### [Your assignment]
Down to the final line, print each entry exactly.

### [Information given]
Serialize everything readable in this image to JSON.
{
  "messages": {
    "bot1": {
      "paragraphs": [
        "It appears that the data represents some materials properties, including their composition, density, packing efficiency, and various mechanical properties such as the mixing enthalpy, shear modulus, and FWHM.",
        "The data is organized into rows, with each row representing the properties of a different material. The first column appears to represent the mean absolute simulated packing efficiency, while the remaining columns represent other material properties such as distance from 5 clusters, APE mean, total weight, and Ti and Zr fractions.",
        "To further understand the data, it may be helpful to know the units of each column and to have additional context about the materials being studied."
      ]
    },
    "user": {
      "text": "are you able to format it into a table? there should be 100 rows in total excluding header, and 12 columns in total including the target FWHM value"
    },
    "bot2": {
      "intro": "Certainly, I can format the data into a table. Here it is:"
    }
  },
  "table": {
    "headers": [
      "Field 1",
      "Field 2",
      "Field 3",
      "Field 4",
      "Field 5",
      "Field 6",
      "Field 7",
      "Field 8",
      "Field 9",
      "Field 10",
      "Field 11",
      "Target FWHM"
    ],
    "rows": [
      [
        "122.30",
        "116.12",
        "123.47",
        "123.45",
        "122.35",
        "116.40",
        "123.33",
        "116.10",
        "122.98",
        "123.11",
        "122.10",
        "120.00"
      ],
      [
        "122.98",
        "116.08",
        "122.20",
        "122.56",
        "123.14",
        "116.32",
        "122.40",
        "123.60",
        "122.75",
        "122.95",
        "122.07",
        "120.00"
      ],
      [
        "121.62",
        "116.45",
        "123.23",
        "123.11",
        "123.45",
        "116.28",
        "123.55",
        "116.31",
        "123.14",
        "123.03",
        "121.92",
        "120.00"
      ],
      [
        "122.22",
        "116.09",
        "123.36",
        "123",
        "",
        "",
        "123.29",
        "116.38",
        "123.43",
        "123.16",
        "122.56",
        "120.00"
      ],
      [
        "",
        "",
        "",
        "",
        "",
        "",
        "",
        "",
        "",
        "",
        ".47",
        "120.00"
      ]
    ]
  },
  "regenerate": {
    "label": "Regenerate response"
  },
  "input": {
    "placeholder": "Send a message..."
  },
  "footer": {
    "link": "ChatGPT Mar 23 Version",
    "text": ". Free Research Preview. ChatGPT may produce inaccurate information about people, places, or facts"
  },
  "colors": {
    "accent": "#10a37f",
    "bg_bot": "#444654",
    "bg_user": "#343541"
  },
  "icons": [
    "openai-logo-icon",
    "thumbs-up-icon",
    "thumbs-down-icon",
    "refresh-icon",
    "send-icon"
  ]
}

### [Problem solution]
Serialize everything readable in this image to JSON.
{
  "messages": {
    "bot1": {
      "paragraphs": [
        "It appears that the data represents some materials properties, including their composition, density, packing efficiency, and various mechanical properties such as the mixing enthalpy, shear modulus, and FWHM.",
        "The data is organized into rows, with each row representing the properties of a different material. The first column appears to represent the mean absolute simulated packing efficiency, while the remaining columns represent other material properties such as distance from 5 clusters, APE mean, total weight, and Ti and Zr fractions.",
        "To further understand the data, it may be helpful to know the units of each column and to have additional context about the materials being studied."
      ]
    },
    "user": {
      "text": "are you able to format it into a table? there should be 100 rows in total excluding header, and 12 columns in total including the target FWHM value"
    },
    "bot2": {
      "intro": "Certainly, I can format the data into a table. Here it is:"
    }
  },
  "table": {
    "headers": [
      "Field 1",
      "Field 2",
      "Field 3",
      "Field 4",
      "Field 5",
      "Field 6",
      "Field 7",
      "Field 8",
      "Field 9",
      "Field 10",
      "Field 11",
      "Target FWHM"
    ],
    "rows": [
      [
        "122.30",
        "116.12",
        "123.47",
        "123.45",
        "122.35",
        "116.40",
        "123.33",
        "116.10",
        "122.98",
        "123.11",
        "122.10",
        "120.00"
      ],
      [
        "122.98",
        "116.08",
        "122.20",
        "122.56",
        "123.14",
        "116.32",
        "122.40",
        "123.60",
        "122.75",
        "122.95",
        "122.07",
        "120.00"
      ],
      [
        "121.62",
        "116.45",
        "123.23",
        "123.11",
        "123.45",
        "116.28",
        "123.55",
        "116.31",
        "123.14",
        "123.03",
        "121.92",
        "120.00"
      ],
      [
        "122.22",
        "116.09",
        "123.36",
        "123",
        "",
        "",
        "123.29",
        "116.38",
        "123.43",
        "123.16",
        "122.56",
        "120.00"
      ],
      [
        "",
        "",
        "",
        "",
        "",
        "",
        "",
        "",
        "",
        "",
        ".47",
        "120.00"
      ]
    ]
  },
  "regenerate": {
    "label": "Regenerate response"
  },
  "input": {
    "placeholder": "Send a message..."
  },
  "footer": {
    "link": "ChatGPT Mar 23 Version",
    "text": ". Free Research Preview. ChatGPT may produce inaccurate information about people, places, or facts"
  },
  "colors": {
    "accent": "#10a37f",
    "bg_bot": "#444654",
    "bg_user": "#343541"
  },
  "icons": [
    "openai-logo-icon",
    "thumbs-up-icon",
    "thumbs-down-icon",
    "refresh-icon",
    "send-icon"
  ]
}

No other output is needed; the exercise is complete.